Stored data entries:
....................
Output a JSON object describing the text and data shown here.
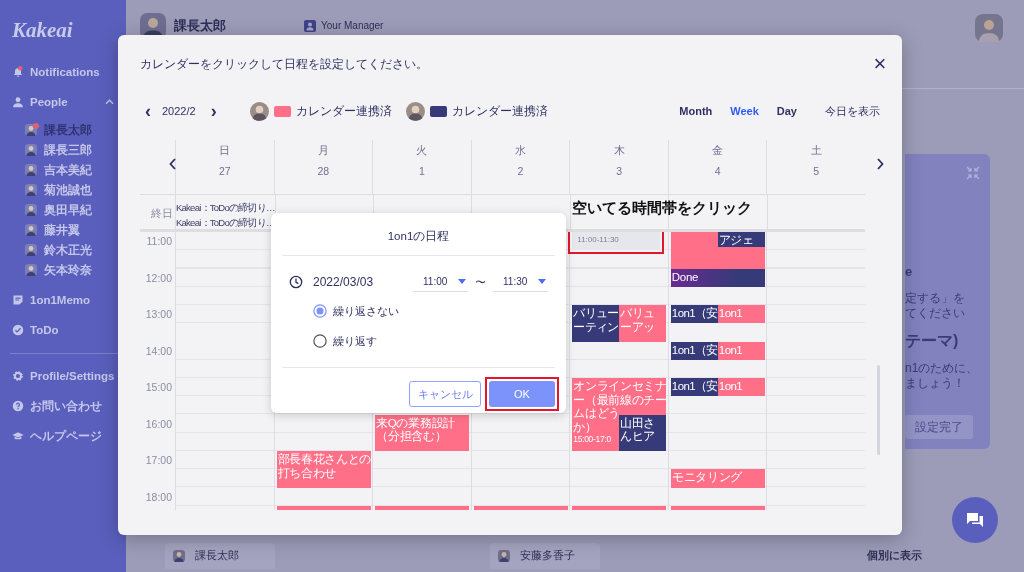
{
  "sidebar": {
    "logo": "Kakeai",
    "items": [
      {
        "kind": "bell",
        "label": "Notifications",
        "badge": true
      },
      {
        "kind": "person",
        "label": "People",
        "expanded": true,
        "members": [
          {
            "name": "課長太郎",
            "selected": true,
            "unread": true
          },
          {
            "name": "課長三郎",
            "selected": false,
            "unread": false
          },
          {
            "name": "吉本美紀",
            "selected": false,
            "unread": false
          },
          {
            "name": "菊池誠也",
            "selected": false,
            "unread": false
          },
          {
            "name": "奥田早紀",
            "selected": false,
            "unread": false
          },
          {
            "name": "藤井翼",
            "selected": false,
            "unread": false
          },
          {
            "name": "鈴木正光",
            "selected": false,
            "unread": false
          },
          {
            "name": "矢本玲奈",
            "selected": false,
            "unread": false
          }
        ]
      },
      {
        "kind": "memo",
        "label": "1on1Memo"
      },
      {
        "kind": "check",
        "label": "ToDo"
      }
    ],
    "footer_items": [
      {
        "kind": "gear",
        "label": "Profile/Settings"
      },
      {
        "kind": "question",
        "label": "お問い合わせ"
      },
      {
        "kind": "cap",
        "label": "ヘルプページ"
      }
    ]
  },
  "header": {
    "user": "課長太郎",
    "role": "Your Manager"
  },
  "card": {
    "lines": [
      {
        "kind": "title",
        "text": "e"
      },
      {
        "kind": "body",
        "text": "定する」を"
      },
      {
        "kind": "body",
        "text": "てください"
      },
      {
        "kind": "heading",
        "text": "テーマ)"
      },
      {
        "kind": "body",
        "text": "n1のために、"
      },
      {
        "kind": "body",
        "text": "ましょう！"
      }
    ],
    "button": "設定完了"
  },
  "bottom": {
    "tabs": [
      "課長太郎",
      "安藤多香子"
    ],
    "link": "個別に表示"
  },
  "modal": {
    "instruction": "カレンダーをクリックして日程を設定してください。",
    "close": "×",
    "prev": "‹",
    "month": "2022/2",
    "next": "›",
    "legend": [
      {
        "label": "カレンダー連携済",
        "color": "#ff7088"
      },
      {
        "label": "カレンダー連携済",
        "color": "#363a78"
      }
    ],
    "views": [
      {
        "label": "Month",
        "selected": false
      },
      {
        "label": "Week",
        "selected": true
      },
      {
        "label": "Day",
        "selected": false
      }
    ],
    "today": "今日を表示",
    "all_day_label": "終日",
    "hours": [
      "11:00",
      "12:00",
      "13:00",
      "14:00",
      "15:00",
      "16:00",
      "17:00",
      "18:00"
    ],
    "annotation": "空いてる時間帯をクリック",
    "days": [
      {
        "name": "日",
        "date": "27",
        "all_day": [
          "Kakeai：ToDoの締切り…",
          "Kakeai：ToDoの締切り…"
        ]
      },
      {
        "name": "月",
        "date": "28",
        "events": [
          {
            "kind": "event",
            "color": "#ff7088",
            "lines": [
              "部長春花さんとの",
              "打ち合わせ"
            ]
          },
          {
            "kind": "event",
            "color": "#ff7088"
          }
        ]
      },
      {
        "name": "火",
        "date": "1",
        "events": [
          {
            "kind": "event",
            "color": "#ff7088",
            "lines": [
              "来Qの業務設計",
              "（分担含む）"
            ]
          },
          {
            "kind": "event",
            "color": "#ff7088"
          }
        ]
      },
      {
        "name": "水",
        "date": "2",
        "events": [
          {
            "kind": "event",
            "color": "#ff7088"
          }
        ]
      },
      {
        "name": "木",
        "date": "3",
        "events": [
          {
            "kind": "slot",
            "text": "11:00-11:30",
            "highlighted": true
          },
          {
            "kind": "event",
            "color": "#363a78",
            "lines": [
              "バリュー",
              "ーティン"
            ]
          },
          {
            "kind": "event",
            "color": "#ff7088",
            "lines": [
              "バリュ",
              "ーアッ"
            ]
          },
          {
            "kind": "event",
            "color": "#ff7088",
            "lines": [
              "オンラインセミナ",
              "ー（最前線のチー",
              "ムはどう",
              "か）"
            ],
            "time": "15:00-17:0"
          },
          {
            "kind": "event",
            "color": "#363a78",
            "lines": [
              "山田さ",
              "んヒア"
            ]
          },
          {
            "kind": "event",
            "color": "#ff7088"
          }
        ]
      },
      {
        "name": "金",
        "date": "4",
        "events": [
          {
            "kind": "event",
            "color": "#ff7088"
          },
          {
            "kind": "event",
            "color": "#363a78",
            "lines": [
              "アジェ"
            ]
          },
          {
            "kind": "event",
            "color": "#363a78",
            "gradient": true,
            "lines": [
              "Done"
            ]
          },
          {
            "kind": "event",
            "color": "#363a78",
            "lines": [
              "1on1（安"
            ]
          },
          {
            "kind": "event",
            "color": "#ff7088",
            "lines": [
              "1on1"
            ]
          },
          {
            "kind": "event",
            "color": "#363a78",
            "lines": [
              "1on1（安"
            ]
          },
          {
            "kind": "event",
            "color": "#ff7088",
            "lines": [
              "1on1"
            ]
          },
          {
            "kind": "event",
            "color": "#363a78",
            "lines": [
              "1on1（安"
            ]
          },
          {
            "kind": "event",
            "color": "#ff7088",
            "lines": [
              "1on1"
            ]
          },
          {
            "kind": "event",
            "color": "#ff7088",
            "lines": [
              "モニタリング"
            ]
          },
          {
            "kind": "event",
            "color": "#ff7088"
          }
        ]
      },
      {
        "name": "土",
        "date": "5"
      }
    ],
    "popup": {
      "title": "1on1の日程",
      "date": "2022/03/03",
      "start": "11:00",
      "separator": "〜",
      "end": "11:30",
      "options": [
        {
          "label": "繰り返さない",
          "selected": true
        },
        {
          "label": "繰り返す",
          "selected": false
        }
      ],
      "cancel": "キャンセル",
      "ok": {
        "label": "OK",
        "highlighted": true
      }
    }
  }
}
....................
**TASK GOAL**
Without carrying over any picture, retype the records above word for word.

**RESPONSE TO THE EXERCISE**
Output a JSON object describing the text and data shown here.
{
  "sidebar": {
    "logo": "Kakeai",
    "items": [
      {
        "kind": "bell",
        "label": "Notifications",
        "badge": true
      },
      {
        "kind": "person",
        "label": "People",
        "expanded": true,
        "members": [
          {
            "name": "課長太郎",
            "selected": true,
            "unread": true
          },
          {
            "name": "課長三郎",
            "selected": false,
            "unread": false
          },
          {
            "name": "吉本美紀",
            "selected": false,
            "unread": false
          },
          {
            "name": "菊池誠也",
            "selected": false,
            "unread": false
          },
          {
            "name": "奥田早紀",
            "selected": false,
            "unread": false
          },
          {
            "name": "藤井翼",
            "selected": false,
            "unread": false
          },
          {
            "name": "鈴木正光",
            "selected": false,
            "unread": false
          },
          {
            "name": "矢本玲奈",
            "selected": false,
            "unread": false
          }
        ]
      },
      {
        "kind": "memo",
        "label": "1on1Memo"
      },
      {
        "kind": "check",
        "label": "ToDo"
      }
    ],
    "footer_items": [
      {
        "kind": "gear",
        "label": "Profile/Settings"
      },
      {
        "kind": "question",
        "label": "お問い合わせ"
      },
      {
        "kind": "cap",
        "label": "ヘルプページ"
      }
    ]
  },
  "header": {
    "user": "課長太郎",
    "role": "Your Manager"
  },
  "card": {
    "lines": [
      {
        "kind": "title",
        "text": "e"
      },
      {
        "kind": "body",
        "text": "定する」を"
      },
      {
        "kind": "body",
        "text": "てください"
      },
      {
        "kind": "heading",
        "text": "テーマ)"
      },
      {
        "kind": "body",
        "text": "n1のために、"
      },
      {
        "kind": "body",
        "text": "ましょう！"
      }
    ],
    "button": "設定完了"
  },
  "bottom": {
    "tabs": [
      "課長太郎",
      "安藤多香子"
    ],
    "link": "個別に表示"
  },
  "modal": {
    "instruction": "カレンダーをクリックして日程を設定してください。",
    "close": "×",
    "prev": "‹",
    "month": "2022/2",
    "next": "›",
    "legend": [
      {
        "label": "カレンダー連携済",
        "color": "#ff7088"
      },
      {
        "label": "カレンダー連携済",
        "color": "#363a78"
      }
    ],
    "views": [
      {
        "label": "Month",
        "selected": false
      },
      {
        "label": "Week",
        "selected": true
      },
      {
        "label": "Day",
        "selected": false
      }
    ],
    "today": "今日を表示",
    "all_day_label": "終日",
    "hours": [
      "11:00",
      "12:00",
      "13:00",
      "14:00",
      "15:00",
      "16:00",
      "17:00",
      "18:00"
    ],
    "annotation": "空いてる時間帯をクリック",
    "days": [
      {
        "name": "日",
        "date": "27",
        "all_day": [
          "Kakeai：ToDoの締切り…",
          "Kakeai：ToDoの締切り…"
        ]
      },
      {
        "name": "月",
        "date": "28",
        "events": [
          {
            "kind": "event",
            "color": "#ff7088",
            "lines": [
              "部長春花さんとの",
              "打ち合わせ"
            ]
          },
          {
            "kind": "event",
            "color": "#ff7088"
          }
        ]
      },
      {
        "name": "火",
        "date": "1",
        "events": [
          {
            "kind": "event",
            "color": "#ff7088",
            "lines": [
              "来Qの業務設計",
              "（分担含む）"
            ]
          },
          {
            "kind": "event",
            "color": "#ff7088"
          }
        ]
      },
      {
        "name": "水",
        "date": "2",
        "events": [
          {
            "kind": "event",
            "color": "#ff7088"
          }
        ]
      },
      {
        "name": "木",
        "date": "3",
        "events": [
          {
            "kind": "slot",
            "text": "11:00-11:30",
            "highlighted": true
          },
          {
            "kind": "event",
            "color": "#363a78",
            "lines": [
              "バリュー",
              "ーティン"
            ]
          },
          {
            "kind": "event",
            "color": "#ff7088",
            "lines": [
              "バリュ",
              "ーアッ"
            ]
          },
          {
            "kind": "event",
            "color": "#ff7088",
            "lines": [
              "オンラインセミナ",
              "ー（最前線のチー",
              "ムはどう",
              "か）"
            ],
            "time": "15:00-17:0"
          },
          {
            "kind": "event",
            "color": "#363a78",
            "lines": [
              "山田さ",
              "んヒア"
            ]
          },
          {
            "kind": "event",
            "color": "#ff7088"
          }
        ]
      },
      {
        "name": "金",
        "date": "4",
        "events": [
          {
            "kind": "event",
            "color": "#ff7088"
          },
          {
            "kind": "event",
            "color": "#363a78",
            "lines": [
              "アジェ"
            ]
          },
          {
            "kind": "event",
            "color": "#363a78",
            "gradient": true,
            "lines": [
              "Done"
            ]
          },
          {
            "kind": "event",
            "color": "#363a78",
            "lines": [
              "1on1（安"
            ]
          },
          {
            "kind": "event",
            "color": "#ff7088",
            "lines": [
              "1on1"
            ]
          },
          {
            "kind": "event",
            "color": "#363a78",
            "lines": [
              "1on1（安"
            ]
          },
          {
            "kind": "event",
            "color": "#ff7088",
            "lines": [
              "1on1"
            ]
          },
          {
            "kind": "event",
            "color": "#363a78",
            "lines": [
              "1on1（安"
            ]
          },
          {
            "kind": "event",
            "color": "#ff7088",
            "lines": [
              "1on1"
            ]
          },
          {
            "kind": "event",
            "color": "#ff7088",
            "lines": [
              "モニタリング"
            ]
          },
          {
            "kind": "event",
            "color": "#ff7088"
          }
        ]
      },
      {
        "name": "土",
        "date": "5"
      }
    ],
    "popup": {
      "title": "1on1の日程",
      "date": "2022/03/03",
      "start": "11:00",
      "separator": "〜",
      "end": "11:30",
      "options": [
        {
          "label": "繰り返さない",
          "selected": true
        },
        {
          "label": "繰り返す",
          "selected": false
        }
      ],
      "cancel": "キャンセル",
      "ok": {
        "label": "OK",
        "highlighted": true
      }
    }
  }
}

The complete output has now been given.